Exercise instructions —
Exactly as they appear, set down all of the records.

○ ○ ○ ○ ○ ○ ○

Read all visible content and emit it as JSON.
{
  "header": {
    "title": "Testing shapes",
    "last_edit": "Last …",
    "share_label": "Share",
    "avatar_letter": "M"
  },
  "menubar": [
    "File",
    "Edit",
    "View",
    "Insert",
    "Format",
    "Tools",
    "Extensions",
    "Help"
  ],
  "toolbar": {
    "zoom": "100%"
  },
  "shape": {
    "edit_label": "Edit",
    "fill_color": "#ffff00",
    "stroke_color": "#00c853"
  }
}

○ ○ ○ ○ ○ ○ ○

Problem solution —
Read all visible content and emit it as JSON.
{
  "header": {
    "title": "Testing shapes",
    "last_edit": "Last …",
    "share_label": "Share",
    "avatar_letter": "M"
  },
  "menubar": [
    "File",
    "Edit",
    "View",
    "Insert",
    "Format",
    "Tools",
    "Extensions",
    "Help"
  ],
  "toolbar": {
    "zoom": "100%"
  },
  "shape": {
    "edit_label": "Edit",
    "fill_color": "#ffff00",
    "stroke_color": "#00c853"
  }
}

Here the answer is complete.